For the first time in years (even decades?), a sailing event was broadcast on network TV last Sunday.
In case you missed it, Sunday afternoon NBC broadcast nationally both an America’s Cup match race and a fleet race live from San Francisco. We don’t know yet if this sailing broadcast is a one-time anomaly due to a light summer sports schedule, or maybe a precursor to broader coverage for next summer’s America’s Cup finals.
While there’s not much to compare to, as far as sailing coverage on TV goes last weekend’s America’s Cup event provided everything event organizers could have hoped for. The two races were close and competitive; the catamarans were technologically intriguing; and the race coverage was generally well explained and accessible to even a casual observer.
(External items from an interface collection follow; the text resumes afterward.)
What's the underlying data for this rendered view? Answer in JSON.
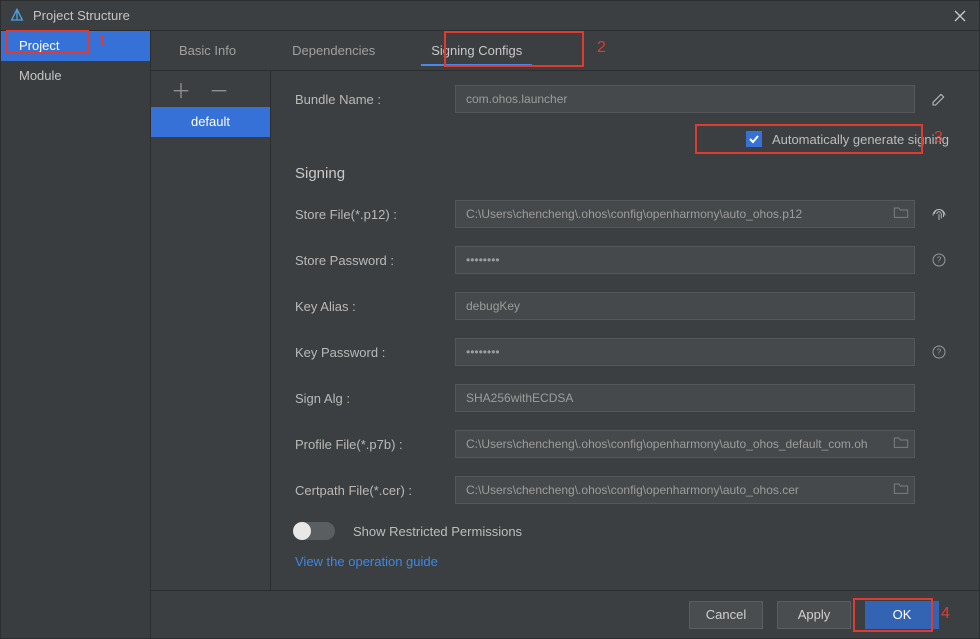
{
  "title": "Project Structure",
  "sidebar": {
    "items": [
      "Project",
      "Module"
    ],
    "selected": 0
  },
  "tabs": {
    "items": [
      "Basic Info",
      "Dependencies",
      "Signing Configs"
    ],
    "active": 2
  },
  "configs": {
    "items": [
      "default"
    ],
    "selected": 0
  },
  "form": {
    "bundle_name_label": "Bundle Name :",
    "bundle_name": "com.ohos.launcher",
    "auto_sign_label": "Automatically generate signing",
    "auto_sign_checked": true,
    "section_signing": "Signing",
    "store_file_label": "Store File(*.p12) :",
    "store_file": "C:\\Users\\chencheng\\.ohos\\config\\openharmony\\auto_ohos.p12",
    "store_password_label": "Store Password :",
    "store_password": "••••••••",
    "key_alias_label": "Key Alias :",
    "key_alias": "debugKey",
    "key_password_label": "Key Password :",
    "key_password": "••••••••",
    "sign_alg_label": "Sign Alg :",
    "sign_alg": "SHA256withECDSA",
    "profile_file_label": "Profile File(*.p7b) :",
    "profile_file": "C:\\Users\\chencheng\\.ohos\\config\\openharmony\\auto_ohos_default_com.oh",
    "certpath_label": "Certpath File(*.cer) :",
    "certpath": "C:\\Users\\chencheng\\.ohos\\config\\openharmony\\auto_ohos.cer",
    "restricted_label": "Show Restricted Permissions",
    "guide_link": "View the operation guide"
  },
  "buttons": {
    "cancel": "Cancel",
    "apply": "Apply",
    "ok": "OK"
  },
  "annotations": {
    "n1": "1",
    "n2": "2",
    "n3": "3",
    "n4": "4"
  }
}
Both the match race and the 11-boat fleet race had numerous lead changes and boats overlapped throughout the race and at the finish. Furthermore, to the credit of the coverage, there was a good use of subtle graphic cues that showed the edges of the race course, the tracks of the boats, and the relative speeds and distances separating competitors. Between the graphics and expert commentary (from Gary Jobson), even non-sailors should have been able follow the progress in the race without too much trouble.
Could this type of sailing become like Formula One car racing with fans waking up and getting together for viewing parties during the Cup?
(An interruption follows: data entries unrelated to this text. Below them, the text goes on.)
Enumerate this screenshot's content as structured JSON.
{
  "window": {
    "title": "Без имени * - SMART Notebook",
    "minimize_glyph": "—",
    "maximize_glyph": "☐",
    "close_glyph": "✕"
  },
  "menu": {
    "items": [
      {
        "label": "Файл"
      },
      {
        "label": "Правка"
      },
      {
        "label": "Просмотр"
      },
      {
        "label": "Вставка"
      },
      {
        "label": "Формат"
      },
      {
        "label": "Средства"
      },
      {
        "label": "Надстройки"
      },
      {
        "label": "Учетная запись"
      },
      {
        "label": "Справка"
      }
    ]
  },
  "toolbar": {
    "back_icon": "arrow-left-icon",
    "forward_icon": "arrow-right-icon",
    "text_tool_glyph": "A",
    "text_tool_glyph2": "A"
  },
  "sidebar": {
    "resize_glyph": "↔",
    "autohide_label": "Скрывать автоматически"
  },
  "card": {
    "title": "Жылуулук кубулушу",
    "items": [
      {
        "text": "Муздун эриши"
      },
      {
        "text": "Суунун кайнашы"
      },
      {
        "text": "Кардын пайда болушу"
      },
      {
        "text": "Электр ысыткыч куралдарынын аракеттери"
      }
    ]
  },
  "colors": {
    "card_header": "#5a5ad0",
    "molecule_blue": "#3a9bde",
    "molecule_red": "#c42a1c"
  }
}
The last time I recall seeing sailing on TV was way back in 1987 when ESPN covered America’s Cup races in Perth, Australia. I remember waking up with my sailing friends to watch racing at 2 a.m. Since that time there have been only a small handful of sailing events covered by some of the more obscure cable networks (OLN?), but the 2013 San Francisco America’s Cup is lining up to be the next sailing event to see broad-scale national network TV coverage.
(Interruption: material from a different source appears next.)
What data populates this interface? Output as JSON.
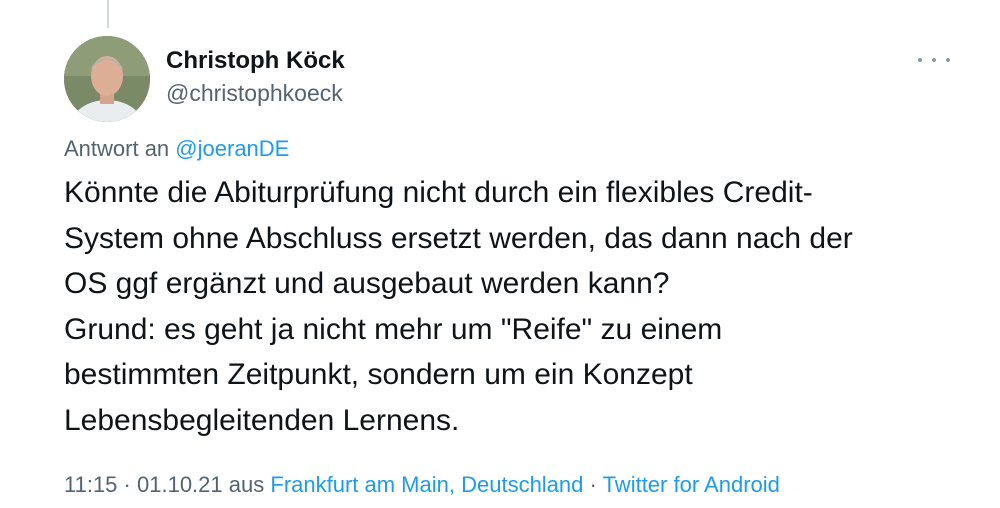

There is a lot of promise for broadcasting the America’s Cup in 2013. First, later this year we will start seeing America’s Cup teams rolling-out monstrous 72-foot catamarans that have four times more sail area than the AC 45s raced last weekend. Even last week it was clear that the 45-foot boats were a bear to get around the race course in just 15-18 knots of breeze. Already crash helmets are mandatory equipment for all the crew, and capsizes are relatively common.
Now imagine America’s Cup teams trying to muscle their new super-sized 72-foot catamarans around the weather mark when San Francisco Bay is blowing nuclear (25-30-plus knots) – we’re talking huge potential for spectacular sailing boat carnage on an unprecedented scale. The new boats will be capable of 20-plus knots upwind, and up to 40-plus knots downwind.
Bring it on!.
As much as we recognize the milestones associated with bringing sailing onto network TV, be aware that my kids and their many technically savvy friends may not even notice or appreciate any of this. As we continue to see the lines between the Internet, cable and network TV continue to blur, it may be irrelevant to our younger generation of sailors how they watch sailing as it will be easily accessible to them regardless the media format. To them, does TV coverage even continue to matter?
So, will sailing ultimately make it onto network TV again in the coming year? Is the America’s Cup finally going to generate the kind of sports-media exposure as golf, NASCAR or maybe even competitive poker? We’re really not sure at this point. But will local sailors be looking for ways to follow the next America’s Cup? Definitely.
Who knows; if Larry Ellison’s dream of a sailing media spectacle actually comes together, maybe he’ll even be looking for brilliant, insightful veteran sailing journalists to help report on the upcoming America’s Cup events …